Explanatory journalism topics can have several shapes: articles, diagrams, info-graphs, boxes with information, chronology- and timelines, cartoons, videos, etc.
Basic elements in the explanatory journalism:
95% of the work done by a journalist working on a subject of explanatory journalism does not show itself to the reader, this work is done on behalf of the reader or listener or viewer. According to the American investigative journalist Charles Wilson, this is an essential element of this category[i]:
1 -In depth research and the collection of background information : The first step is the collection of relevant background information on a subject in then assemble the collection of detailed information in all its aspects, so the right questions can be asked and not necessarily the answer to all questions .
2 – Find the experts: after the collection of information, search for experts who can assist in directing research and validate information and improve understanding. Here, we must be very careful with the term “experts”. They must have specific and proven scientific experience in his area of expertise. Usually, they should have specific production and attributions in their specialities. You should always check the data you get from them and present it to others and assess their position on neutrality and balance and their prior positions: a scientific attitude does not mean absence of a political or social bias. And thus the journalist has to take this into his account.

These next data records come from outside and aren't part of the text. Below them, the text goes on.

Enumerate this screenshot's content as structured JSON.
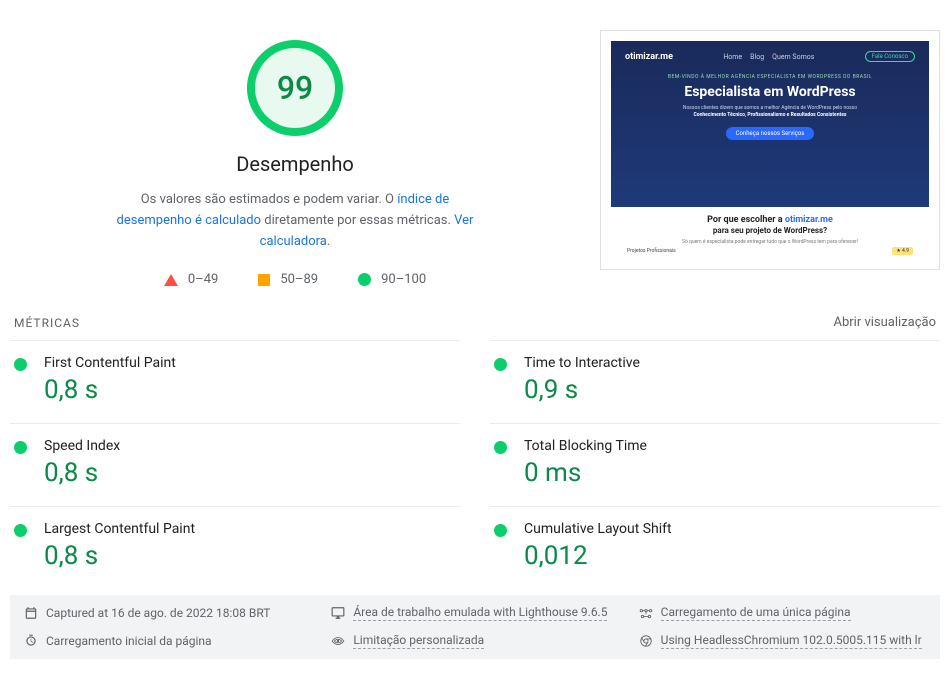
{
  "gauge": {
    "score": "99",
    "title": "Desempenho",
    "desc_prefix": "Os valores são estimados e podem variar. O ",
    "desc_link1": "índice de desempenho é calculado",
    "desc_mid": " diretamente por essas métricas. ",
    "desc_link2": "Ver calculadora",
    "desc_suffix": "."
  },
  "legend": {
    "range_bad": "0–49",
    "range_avg": "50–89",
    "range_good": "90–100"
  },
  "thumbnail": {
    "brand": "otimizar.me",
    "nav1": "Home",
    "nav2": "Blog",
    "nav3": "Quem Somos",
    "cta_top": "Fale Conosco",
    "kicker": "BEM-VINDO À MELHOR AGÊNCIA ESPECIALISTA EM WORDPRESS DO BRASIL",
    "headline": "Especialista em WordPress",
    "sub_prefix": "Nossos clientes dizem que somos a melhor Agência de WordPress pelo nosso ",
    "sub_bold": "Conhecimento Técnico, Profissionalismo e Resultados Consistentes",
    "btn": "Conheça nossos Serviços",
    "lower_q_prefix": "Por que escolher a ",
    "lower_q_accent": "otimizar.me",
    "lower_q2": "para seu projeto de WordPress?",
    "lower_p": "Só quem é especialista pode entregar tudo que o WordPress tem para oferecer!",
    "lower_left": "Projetos Profissionais",
    "lower_badge": "4.9"
  },
  "metrics_header": {
    "title": "MÉTRICAS",
    "view": "Abrir visualização"
  },
  "metrics": {
    "fcp": {
      "name": "First Contentful Paint",
      "val": "0,8 s"
    },
    "tti": {
      "name": "Time to Interactive",
      "val": "0,9 s"
    },
    "si": {
      "name": "Speed Index",
      "val": "0,8 s"
    },
    "tbt": {
      "name": "Total Blocking Time",
      "val": "0 ms"
    },
    "lcp": {
      "name": "Largest Contentful Paint",
      "val": "0,8 s"
    },
    "cls": {
      "name": "Cumulative Layout Shift",
      "val": "0,012"
    }
  },
  "footer": {
    "captured": "Captured at 16 de ago. de 2022 18:08 BRT",
    "device": "Área de trabalho emulada with Lighthouse 9.6.5",
    "loadtype": "Carregamento de uma única página",
    "initial": "Carregamento inicial da página",
    "throttle": "Limitação personalizada",
    "browser": "Using HeadlessChromium 102.0.5005.115 with lr"
  }
}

3 – Choose the form of writing and the relentless scrutiny of information: Experts will lead you to more information, research pieces and documents, which will expand the initial research. The question, according to Wilson will be: How can I write this topic in the most accurate and scientific way but at the same time in the most simple and easy style in order to be digested by the average citizen? At this stage, the reporter can always work with sources of researchers to purify and improve and re- checking the article. In the writing it is always advised to start with simple and small points without attempting to explain everything at the first moment. It is also advisable to cover all aspects of the subject and to distribute the details in order to be digestible and find clever ways to detect it is slowly in order to attract the attention of the citizen.
“Without agreement on the facts, the opinions will be non-solid evidenced. The controversy and public debate on everything from foreign policy, the federal budget can break and end in failure due to the insufficient facts of events”.

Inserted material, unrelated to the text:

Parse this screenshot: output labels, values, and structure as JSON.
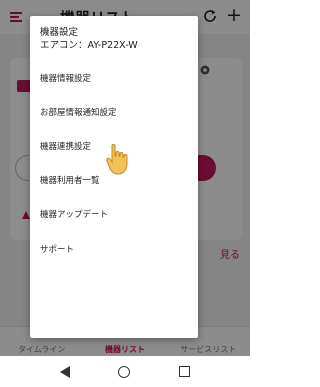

Thomas Patterson, the book “Informing the News, The Need For Knowledge-Based Journalism,” New York, Vintage Books 2013[ii]
[ii] ُThomas Patterson, Informing The News, The Need For Knowledge-Based Journalism, New York, Vintage Books, 2013